Data about app and page elements »

##########

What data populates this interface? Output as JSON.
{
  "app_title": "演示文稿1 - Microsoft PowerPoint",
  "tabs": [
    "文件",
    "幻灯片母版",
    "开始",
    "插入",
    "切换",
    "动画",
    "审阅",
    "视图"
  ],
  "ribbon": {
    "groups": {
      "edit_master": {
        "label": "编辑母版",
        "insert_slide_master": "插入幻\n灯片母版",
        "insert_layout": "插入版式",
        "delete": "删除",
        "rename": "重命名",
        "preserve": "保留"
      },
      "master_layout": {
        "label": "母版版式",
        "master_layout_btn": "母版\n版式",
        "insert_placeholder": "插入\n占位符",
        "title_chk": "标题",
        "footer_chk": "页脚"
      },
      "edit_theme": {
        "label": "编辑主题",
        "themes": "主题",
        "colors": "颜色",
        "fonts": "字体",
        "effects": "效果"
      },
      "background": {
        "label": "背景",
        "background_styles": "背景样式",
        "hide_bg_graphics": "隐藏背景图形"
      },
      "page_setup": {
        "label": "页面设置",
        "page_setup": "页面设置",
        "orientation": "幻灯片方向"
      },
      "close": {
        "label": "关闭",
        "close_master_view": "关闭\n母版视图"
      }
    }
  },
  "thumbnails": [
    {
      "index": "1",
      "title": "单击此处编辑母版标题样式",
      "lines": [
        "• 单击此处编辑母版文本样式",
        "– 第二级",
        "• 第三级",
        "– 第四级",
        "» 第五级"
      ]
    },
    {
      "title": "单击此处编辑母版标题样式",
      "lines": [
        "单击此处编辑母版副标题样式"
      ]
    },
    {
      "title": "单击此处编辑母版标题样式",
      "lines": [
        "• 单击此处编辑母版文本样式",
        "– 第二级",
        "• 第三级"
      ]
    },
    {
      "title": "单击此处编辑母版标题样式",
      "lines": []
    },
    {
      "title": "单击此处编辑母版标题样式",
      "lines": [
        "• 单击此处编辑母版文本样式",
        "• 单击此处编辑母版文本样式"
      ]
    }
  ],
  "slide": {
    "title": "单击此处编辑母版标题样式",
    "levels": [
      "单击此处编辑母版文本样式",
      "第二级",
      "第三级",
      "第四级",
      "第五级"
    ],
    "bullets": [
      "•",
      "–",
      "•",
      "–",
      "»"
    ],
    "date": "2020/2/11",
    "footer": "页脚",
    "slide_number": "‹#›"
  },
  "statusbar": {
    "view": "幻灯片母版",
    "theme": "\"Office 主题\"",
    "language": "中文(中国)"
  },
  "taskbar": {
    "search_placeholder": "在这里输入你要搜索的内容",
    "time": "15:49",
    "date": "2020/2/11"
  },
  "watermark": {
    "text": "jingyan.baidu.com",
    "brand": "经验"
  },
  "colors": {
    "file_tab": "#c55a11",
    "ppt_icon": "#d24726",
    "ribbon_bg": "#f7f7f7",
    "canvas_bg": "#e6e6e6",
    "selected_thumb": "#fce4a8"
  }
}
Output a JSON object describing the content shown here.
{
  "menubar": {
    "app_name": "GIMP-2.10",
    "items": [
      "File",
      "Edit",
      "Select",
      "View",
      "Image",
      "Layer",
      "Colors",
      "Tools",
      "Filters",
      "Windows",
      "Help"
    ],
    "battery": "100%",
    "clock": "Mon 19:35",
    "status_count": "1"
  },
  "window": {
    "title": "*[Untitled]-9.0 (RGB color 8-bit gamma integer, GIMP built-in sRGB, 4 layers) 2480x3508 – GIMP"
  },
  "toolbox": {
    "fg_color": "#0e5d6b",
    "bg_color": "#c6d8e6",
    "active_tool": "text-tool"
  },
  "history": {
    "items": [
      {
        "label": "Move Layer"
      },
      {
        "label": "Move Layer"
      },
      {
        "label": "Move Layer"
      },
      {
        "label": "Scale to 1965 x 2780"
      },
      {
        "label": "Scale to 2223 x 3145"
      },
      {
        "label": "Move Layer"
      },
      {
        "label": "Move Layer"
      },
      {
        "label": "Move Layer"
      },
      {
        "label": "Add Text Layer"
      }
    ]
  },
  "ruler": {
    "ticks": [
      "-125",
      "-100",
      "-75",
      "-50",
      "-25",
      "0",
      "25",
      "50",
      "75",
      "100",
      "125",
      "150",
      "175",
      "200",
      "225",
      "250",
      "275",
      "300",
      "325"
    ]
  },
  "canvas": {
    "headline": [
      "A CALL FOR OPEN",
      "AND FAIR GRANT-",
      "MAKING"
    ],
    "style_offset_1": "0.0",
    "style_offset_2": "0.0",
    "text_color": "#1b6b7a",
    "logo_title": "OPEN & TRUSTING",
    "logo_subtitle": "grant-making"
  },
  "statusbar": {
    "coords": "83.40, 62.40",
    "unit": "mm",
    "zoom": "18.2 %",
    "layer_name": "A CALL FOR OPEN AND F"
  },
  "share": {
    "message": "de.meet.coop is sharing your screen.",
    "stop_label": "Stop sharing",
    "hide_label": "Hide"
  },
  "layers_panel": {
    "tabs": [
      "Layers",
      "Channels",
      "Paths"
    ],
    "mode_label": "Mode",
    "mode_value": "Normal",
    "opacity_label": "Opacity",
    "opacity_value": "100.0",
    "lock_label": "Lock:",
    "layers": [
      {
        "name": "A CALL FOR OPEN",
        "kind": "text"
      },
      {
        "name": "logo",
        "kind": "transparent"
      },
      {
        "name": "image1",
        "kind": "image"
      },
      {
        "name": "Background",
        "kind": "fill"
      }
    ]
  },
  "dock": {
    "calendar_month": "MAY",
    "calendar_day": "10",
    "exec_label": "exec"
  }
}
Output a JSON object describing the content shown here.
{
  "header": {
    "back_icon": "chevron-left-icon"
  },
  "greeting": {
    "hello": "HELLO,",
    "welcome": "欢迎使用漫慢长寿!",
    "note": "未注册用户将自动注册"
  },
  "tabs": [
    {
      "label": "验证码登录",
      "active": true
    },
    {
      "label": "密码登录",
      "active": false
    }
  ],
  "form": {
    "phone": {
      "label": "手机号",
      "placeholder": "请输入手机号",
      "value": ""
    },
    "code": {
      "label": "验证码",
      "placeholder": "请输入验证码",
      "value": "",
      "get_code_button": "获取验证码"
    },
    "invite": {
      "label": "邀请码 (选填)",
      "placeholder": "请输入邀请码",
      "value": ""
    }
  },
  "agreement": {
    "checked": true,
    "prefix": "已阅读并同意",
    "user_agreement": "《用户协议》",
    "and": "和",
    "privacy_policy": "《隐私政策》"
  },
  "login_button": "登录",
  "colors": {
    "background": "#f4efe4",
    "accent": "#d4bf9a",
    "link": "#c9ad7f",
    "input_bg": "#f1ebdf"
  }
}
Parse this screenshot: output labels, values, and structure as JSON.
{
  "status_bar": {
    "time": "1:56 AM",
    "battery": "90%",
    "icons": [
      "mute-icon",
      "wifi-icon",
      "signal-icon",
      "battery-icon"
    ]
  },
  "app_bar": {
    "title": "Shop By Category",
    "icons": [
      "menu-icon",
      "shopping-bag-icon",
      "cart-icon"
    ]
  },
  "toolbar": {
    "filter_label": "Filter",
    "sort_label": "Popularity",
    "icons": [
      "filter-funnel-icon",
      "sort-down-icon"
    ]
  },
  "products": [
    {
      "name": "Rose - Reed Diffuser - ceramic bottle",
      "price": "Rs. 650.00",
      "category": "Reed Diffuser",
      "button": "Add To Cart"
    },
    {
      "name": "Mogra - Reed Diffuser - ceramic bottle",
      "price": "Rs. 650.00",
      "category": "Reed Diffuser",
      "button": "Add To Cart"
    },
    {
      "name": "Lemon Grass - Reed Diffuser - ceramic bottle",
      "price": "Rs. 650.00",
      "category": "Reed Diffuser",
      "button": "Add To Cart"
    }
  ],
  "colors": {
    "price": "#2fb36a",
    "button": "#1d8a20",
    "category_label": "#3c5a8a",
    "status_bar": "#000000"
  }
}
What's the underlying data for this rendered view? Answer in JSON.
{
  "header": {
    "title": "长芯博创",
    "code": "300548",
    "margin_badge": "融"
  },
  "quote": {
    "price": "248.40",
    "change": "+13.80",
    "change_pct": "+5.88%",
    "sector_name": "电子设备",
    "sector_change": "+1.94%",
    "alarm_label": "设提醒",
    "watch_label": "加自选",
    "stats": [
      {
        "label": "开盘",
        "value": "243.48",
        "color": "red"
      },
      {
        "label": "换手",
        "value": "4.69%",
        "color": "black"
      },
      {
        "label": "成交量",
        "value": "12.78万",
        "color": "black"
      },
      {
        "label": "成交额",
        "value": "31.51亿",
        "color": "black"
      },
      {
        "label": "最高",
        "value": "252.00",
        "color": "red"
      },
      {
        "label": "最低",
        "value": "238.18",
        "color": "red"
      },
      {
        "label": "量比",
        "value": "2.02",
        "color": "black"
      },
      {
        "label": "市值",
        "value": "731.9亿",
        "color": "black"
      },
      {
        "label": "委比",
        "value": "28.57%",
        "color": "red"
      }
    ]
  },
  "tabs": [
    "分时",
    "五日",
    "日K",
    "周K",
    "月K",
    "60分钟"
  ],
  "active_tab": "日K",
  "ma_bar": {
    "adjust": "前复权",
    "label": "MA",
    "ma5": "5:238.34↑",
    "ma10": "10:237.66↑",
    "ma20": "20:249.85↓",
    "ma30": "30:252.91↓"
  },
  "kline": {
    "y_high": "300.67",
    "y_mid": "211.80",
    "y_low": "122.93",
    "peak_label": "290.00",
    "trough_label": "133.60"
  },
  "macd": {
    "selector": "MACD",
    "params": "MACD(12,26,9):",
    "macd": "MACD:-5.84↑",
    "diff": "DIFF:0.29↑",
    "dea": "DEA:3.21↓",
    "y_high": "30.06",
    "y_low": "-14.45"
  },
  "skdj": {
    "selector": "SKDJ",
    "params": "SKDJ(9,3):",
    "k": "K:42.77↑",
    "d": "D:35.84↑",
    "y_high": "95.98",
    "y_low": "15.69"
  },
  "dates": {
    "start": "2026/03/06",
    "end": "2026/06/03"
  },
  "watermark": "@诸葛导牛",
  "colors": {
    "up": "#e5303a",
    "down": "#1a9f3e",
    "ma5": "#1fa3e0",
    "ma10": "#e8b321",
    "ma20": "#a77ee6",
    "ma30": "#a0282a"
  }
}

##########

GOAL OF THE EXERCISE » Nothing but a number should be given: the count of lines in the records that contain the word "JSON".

ANSWER SECTION » 5